Page and application data records
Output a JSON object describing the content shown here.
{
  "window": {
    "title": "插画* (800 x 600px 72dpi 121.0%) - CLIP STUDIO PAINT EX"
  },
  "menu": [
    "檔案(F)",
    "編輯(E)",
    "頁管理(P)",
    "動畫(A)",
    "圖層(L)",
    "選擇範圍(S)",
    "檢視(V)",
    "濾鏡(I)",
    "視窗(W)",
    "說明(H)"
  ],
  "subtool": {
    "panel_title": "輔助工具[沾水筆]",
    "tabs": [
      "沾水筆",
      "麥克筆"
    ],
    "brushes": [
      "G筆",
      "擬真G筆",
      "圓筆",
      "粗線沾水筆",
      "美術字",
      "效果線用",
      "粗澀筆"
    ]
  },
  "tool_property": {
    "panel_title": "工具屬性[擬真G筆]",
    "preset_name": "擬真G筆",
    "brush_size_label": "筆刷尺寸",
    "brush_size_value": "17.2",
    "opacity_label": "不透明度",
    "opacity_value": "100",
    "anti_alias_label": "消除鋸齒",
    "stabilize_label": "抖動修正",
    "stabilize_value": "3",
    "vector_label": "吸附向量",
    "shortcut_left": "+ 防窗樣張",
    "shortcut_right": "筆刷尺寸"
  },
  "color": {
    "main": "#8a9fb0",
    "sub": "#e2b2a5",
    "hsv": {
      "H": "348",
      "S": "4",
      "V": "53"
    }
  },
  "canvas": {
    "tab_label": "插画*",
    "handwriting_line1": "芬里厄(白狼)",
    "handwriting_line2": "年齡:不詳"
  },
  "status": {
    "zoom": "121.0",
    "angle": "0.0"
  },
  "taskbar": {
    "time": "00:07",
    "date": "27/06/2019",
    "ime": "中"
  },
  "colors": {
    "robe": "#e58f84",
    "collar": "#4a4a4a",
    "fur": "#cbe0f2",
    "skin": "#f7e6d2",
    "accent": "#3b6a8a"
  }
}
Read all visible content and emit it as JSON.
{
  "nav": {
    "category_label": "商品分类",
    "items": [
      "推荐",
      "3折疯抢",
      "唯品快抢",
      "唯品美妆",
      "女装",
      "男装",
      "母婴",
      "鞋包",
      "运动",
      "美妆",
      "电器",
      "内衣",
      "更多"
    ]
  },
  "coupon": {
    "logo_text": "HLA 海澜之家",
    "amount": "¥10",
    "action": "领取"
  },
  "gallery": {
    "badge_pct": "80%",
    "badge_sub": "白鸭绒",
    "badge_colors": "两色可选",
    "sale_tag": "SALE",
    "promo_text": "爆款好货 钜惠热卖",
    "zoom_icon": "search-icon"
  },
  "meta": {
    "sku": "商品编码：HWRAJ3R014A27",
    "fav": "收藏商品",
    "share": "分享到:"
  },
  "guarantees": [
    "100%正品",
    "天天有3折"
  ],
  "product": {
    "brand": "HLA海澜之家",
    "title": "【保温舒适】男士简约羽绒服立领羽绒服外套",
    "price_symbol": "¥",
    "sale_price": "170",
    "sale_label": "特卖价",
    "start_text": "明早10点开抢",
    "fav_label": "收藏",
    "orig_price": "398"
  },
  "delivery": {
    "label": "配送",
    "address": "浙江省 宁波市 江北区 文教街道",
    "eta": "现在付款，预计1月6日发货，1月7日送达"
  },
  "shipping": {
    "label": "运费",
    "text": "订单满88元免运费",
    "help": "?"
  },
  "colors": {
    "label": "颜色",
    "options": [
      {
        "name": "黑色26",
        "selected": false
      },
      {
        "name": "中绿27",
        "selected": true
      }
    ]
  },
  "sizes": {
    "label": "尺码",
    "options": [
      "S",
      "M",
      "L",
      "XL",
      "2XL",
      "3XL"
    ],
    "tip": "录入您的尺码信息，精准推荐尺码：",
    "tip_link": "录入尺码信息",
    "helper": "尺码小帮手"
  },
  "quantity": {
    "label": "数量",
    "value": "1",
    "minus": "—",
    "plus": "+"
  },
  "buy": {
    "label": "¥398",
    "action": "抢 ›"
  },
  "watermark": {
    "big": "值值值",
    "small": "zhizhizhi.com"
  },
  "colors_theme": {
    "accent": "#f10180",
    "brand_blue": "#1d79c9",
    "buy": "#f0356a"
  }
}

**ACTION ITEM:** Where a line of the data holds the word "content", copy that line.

**EXPECTED ANSWER:**
Output a JSON object describing the content shown here.
Read all visible content and emit it as JSON.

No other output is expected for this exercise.